National Institute of Health (NIH)
National Institute on Aging (NIA)
Research Project (R01)
Project #
Application #
Study Section
Adult Psychopathology and Disorders of Aging Study Section (APDA)
Program Officer
Mackiewicz, Miroslaw
Project Start
Project End
Budget Start
Budget End
Support Year
Fiscal Year
Total Cost
Indirect Cost
Rensselaer Polytechnic Institute
Other Domestic Higher Education
United States
Zip Code
Figueiro, M G; Nagare, R; Price, Lla (2018) Non-visual effects of light: how to use light to promote circadian entrainment and elicit alertness. Light Res Technol 50:38-62
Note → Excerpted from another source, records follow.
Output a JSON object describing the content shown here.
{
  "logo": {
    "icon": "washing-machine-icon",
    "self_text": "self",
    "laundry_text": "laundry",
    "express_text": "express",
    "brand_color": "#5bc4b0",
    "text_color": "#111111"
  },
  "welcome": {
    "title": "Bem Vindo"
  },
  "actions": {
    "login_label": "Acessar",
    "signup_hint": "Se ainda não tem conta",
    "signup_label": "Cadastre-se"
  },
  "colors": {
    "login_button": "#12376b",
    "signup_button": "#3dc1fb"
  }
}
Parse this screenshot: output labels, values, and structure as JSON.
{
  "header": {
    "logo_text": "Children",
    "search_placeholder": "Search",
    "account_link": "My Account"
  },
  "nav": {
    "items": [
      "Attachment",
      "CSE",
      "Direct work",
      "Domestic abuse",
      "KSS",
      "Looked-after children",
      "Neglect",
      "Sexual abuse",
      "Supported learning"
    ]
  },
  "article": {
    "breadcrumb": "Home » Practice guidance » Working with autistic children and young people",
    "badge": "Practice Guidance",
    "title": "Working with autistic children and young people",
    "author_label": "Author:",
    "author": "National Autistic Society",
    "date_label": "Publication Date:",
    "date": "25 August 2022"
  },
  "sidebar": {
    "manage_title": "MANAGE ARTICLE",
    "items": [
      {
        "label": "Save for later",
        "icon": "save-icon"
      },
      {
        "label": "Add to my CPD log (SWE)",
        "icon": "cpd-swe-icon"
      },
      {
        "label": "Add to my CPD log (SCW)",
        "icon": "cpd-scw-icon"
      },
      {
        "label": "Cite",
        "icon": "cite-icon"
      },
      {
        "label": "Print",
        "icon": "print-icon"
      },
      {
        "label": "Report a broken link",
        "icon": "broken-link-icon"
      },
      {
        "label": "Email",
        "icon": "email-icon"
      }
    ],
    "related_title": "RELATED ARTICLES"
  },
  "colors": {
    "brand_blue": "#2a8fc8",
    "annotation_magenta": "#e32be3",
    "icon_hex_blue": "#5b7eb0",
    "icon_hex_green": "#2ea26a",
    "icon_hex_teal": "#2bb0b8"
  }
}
Figueiro, Mariana G (2017) Light, sleep and circadian rhythms in older adults with Alzheimer's disease and related dementias. Neurodegener Dis Manag 7:119-145
Figueiro, M G; Plitnick, B; Rea, M S (2016) Research Note: A self-luminous light table for persons with Alzheimer's disease. Light Res Technol 48:253-259
Sloane, P D; Figueiro, M; Garg, S et al. (2015) Effect of home-based light treatment on persons with dementia and their caregivers. Light Res Technol 47:161-176
Hornick, Thomas R; Higgins, Patricia A; Duffy, Mark E et al. (2015) Using Light to Manage Sleep-Wake Issues in Patients With Dementia. Fed Pract 32:42-45
Figueiro, Mariana G; Hunter, Claudia M; Higgins, Patricia et al. (2015) Tailored Lighting Intervention for Persons with Dementia and Caregivers Living at Home. Sleep Health 1:322-330
Figueiro, Mariana G; Plitnick, Barbara A; Lok, Anna et al. (2014) Tailored lighting intervention improves measures of sleep, depression, and agitation in persons with Alzheimer's disease and related dementia living in long-term care facilities. Clin Interv Aging 9:1527-37
Figueiro, Mariana G; Plitnick, Barbara; Rea, Mark S (2014) The effects of chronotype, sleep schedule and light/dark pattern exposures on circadian phase. Sleep Med 15:1554-64
Figueiro, M G; Hamner, R; Bierman, A et al. (2013) Comparisons of three practical field devices used to measure personal light exposures and activity levels. Light Res Technol 45:421-434
Hanford, Nicholas; Figueiro, Mariana (2013) Light therapy and Alzheimer's disease and related dementia: past, present, and future. J Alzheimers Dis 33:913-22

Showing the most recent 10 out of 13 publications